- 1590s, "manner, appearance" (such as an air of secret); 1650s, "assumed way, affected look" (especially in expression wear airs, 1781), from French atmosphere "look, look, mien, bearing, tone" (Old French aire "reality, essence, nature, descent, removal," 12c.; compare debonair), from Latin ager "place, industry" (see acre) on idea of "place of source." But some French resources connect this Old French term because of the source of environment (n.1), and it also is possible these senses in English developed from or were impacted by air (n.1); compare sense improvement environment and Latin spiritus "breath, piece of cake," also "high nature, pleasure," and also the extended senses of anima.
- "melody, tune," 1580s, from Italian aria (see aria).
Average product retail.
Another term for a jump. (recreation: Snowboarding)
Alchemical indication for environment.
(n.) The substance which we inhale, and which encompasses the earth; the atmosphere.
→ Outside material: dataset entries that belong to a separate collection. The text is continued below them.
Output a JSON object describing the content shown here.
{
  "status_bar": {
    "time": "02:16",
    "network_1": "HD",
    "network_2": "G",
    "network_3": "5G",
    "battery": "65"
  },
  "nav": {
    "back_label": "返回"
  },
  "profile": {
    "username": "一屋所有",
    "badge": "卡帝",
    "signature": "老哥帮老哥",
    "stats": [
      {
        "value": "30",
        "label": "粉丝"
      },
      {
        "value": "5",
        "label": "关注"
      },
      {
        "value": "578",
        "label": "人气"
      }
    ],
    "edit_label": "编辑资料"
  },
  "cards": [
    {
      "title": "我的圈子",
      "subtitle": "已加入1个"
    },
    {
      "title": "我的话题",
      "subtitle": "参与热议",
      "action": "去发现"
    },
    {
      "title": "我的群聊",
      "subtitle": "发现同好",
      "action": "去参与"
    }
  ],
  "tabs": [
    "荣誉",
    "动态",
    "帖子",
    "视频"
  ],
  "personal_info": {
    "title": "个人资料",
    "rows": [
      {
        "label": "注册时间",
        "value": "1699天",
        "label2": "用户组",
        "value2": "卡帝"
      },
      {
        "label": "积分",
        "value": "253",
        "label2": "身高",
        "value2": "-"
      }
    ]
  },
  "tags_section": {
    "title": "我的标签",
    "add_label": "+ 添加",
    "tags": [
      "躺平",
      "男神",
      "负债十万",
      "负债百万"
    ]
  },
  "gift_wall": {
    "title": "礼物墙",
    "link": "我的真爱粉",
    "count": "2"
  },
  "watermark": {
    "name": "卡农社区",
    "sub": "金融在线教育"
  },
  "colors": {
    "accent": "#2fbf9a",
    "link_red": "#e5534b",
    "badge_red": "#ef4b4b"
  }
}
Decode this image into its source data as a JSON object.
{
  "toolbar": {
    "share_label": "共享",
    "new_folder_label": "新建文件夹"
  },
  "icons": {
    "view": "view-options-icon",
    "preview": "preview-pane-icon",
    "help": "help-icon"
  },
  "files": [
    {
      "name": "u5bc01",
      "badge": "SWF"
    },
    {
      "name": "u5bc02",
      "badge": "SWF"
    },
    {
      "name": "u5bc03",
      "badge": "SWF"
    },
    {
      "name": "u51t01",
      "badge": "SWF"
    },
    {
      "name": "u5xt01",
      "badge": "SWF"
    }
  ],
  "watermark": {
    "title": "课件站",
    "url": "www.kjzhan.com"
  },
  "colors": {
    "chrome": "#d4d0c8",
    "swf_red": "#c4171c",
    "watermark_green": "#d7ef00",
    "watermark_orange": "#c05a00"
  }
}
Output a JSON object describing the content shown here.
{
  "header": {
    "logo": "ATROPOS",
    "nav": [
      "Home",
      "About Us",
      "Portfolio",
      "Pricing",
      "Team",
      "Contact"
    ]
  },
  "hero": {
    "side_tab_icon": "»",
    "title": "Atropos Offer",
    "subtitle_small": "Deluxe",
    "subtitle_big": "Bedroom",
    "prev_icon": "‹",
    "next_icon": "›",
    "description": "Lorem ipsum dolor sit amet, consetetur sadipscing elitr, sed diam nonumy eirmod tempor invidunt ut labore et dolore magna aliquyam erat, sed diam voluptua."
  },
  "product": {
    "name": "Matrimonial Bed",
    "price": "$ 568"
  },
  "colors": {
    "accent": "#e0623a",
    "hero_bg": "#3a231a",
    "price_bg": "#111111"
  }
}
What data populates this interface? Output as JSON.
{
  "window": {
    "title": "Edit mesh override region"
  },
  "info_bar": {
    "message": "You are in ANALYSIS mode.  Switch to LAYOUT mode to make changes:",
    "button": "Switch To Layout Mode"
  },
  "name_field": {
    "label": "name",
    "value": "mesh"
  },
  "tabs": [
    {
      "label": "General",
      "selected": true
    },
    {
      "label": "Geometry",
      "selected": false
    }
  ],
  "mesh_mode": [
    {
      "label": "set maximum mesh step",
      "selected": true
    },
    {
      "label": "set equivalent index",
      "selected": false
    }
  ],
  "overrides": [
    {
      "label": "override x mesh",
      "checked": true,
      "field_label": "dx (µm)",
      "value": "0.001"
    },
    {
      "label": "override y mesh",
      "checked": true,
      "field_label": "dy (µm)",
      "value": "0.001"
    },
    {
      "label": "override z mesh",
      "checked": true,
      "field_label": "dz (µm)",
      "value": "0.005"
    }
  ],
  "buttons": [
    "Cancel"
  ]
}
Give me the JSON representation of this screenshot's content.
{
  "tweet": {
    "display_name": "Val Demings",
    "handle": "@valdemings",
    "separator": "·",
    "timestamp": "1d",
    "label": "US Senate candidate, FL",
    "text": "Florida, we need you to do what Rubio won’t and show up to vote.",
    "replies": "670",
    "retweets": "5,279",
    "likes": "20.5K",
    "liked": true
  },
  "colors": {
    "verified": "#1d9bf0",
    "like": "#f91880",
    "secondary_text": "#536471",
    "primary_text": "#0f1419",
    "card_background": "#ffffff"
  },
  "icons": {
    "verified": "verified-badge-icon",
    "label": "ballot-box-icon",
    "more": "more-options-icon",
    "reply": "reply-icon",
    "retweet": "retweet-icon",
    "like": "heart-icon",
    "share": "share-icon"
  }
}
It really is hidden, inodorous, insipid, transparent, compressible, flexible, and ponderable.
- (letter.) Symbolically: One thing unsubstantial, light, or volatile.
- (letter.) A specific condition of the environment, as respects heat, cold, moisture, etc., or as impacting the feelings; since, a smoky atmosphere, a damp air, the morning atmosphere, etc.
- (letter.) Any aeriform human body; a gas; as, air ended up being previously known as important air.
- (n.) in movement; a light breeze; a gentle wind.
- (n.) Odoriferous or polluted air.
- (n.) Whatever surrounds and influences.
- (letter.) Utterance overseas; publicity; vent.
- (n.) Intelligence; information.
- (n.) A musical idea, or motive, rhythmically developed in successive solitary shades, in order to form a symmetrical and balanced entire, which might be sung by just one sound to your stanzas of a hymn or song, or to basic prose, or played upon an instrument; a melody; a tune; an aria.
- (letter.) In harmonized chorals, psalmody, part songs, etc., the component which bears the track or melody -- in contemporary harmony often the top component -- is sometimes known as the air.
- (n.) The particular look, look, and bearing of you; mien; demeanor; since, the air of a youth; huge air; a lofty atmosphere.
- (letter.) unusual look; evident personality; semblance; manner; style.
- (letter.) An artificial or affected manner; program of pride or vanity; haughtiness; as, it is known of an individual, he leaves on airs.
- (letter.) The representation or reproduction of the effect of the atmospheric medium by which every item in nature is seen.
- (n.) Carriage; attitude; activity; motion; as, your head of that portrait features a beneficial air.
- (letter.) The synthetic movement or carriage of a horse.
- (n.) To expose to the air for the purpose of cooling, refreshing, or purifying; to ventilate; as, to air a-room.
- (letter.) To expose in the interests of general public notice; to display ostentatiously; as, to atmosphere a person's opinion.
- (n.) To reveal to heat, for the intended purpose of expelling dampness, or of warming; as, to air linen; to air liquors.
She threw herself into the snow, watching the lightning slice the air where she'd been.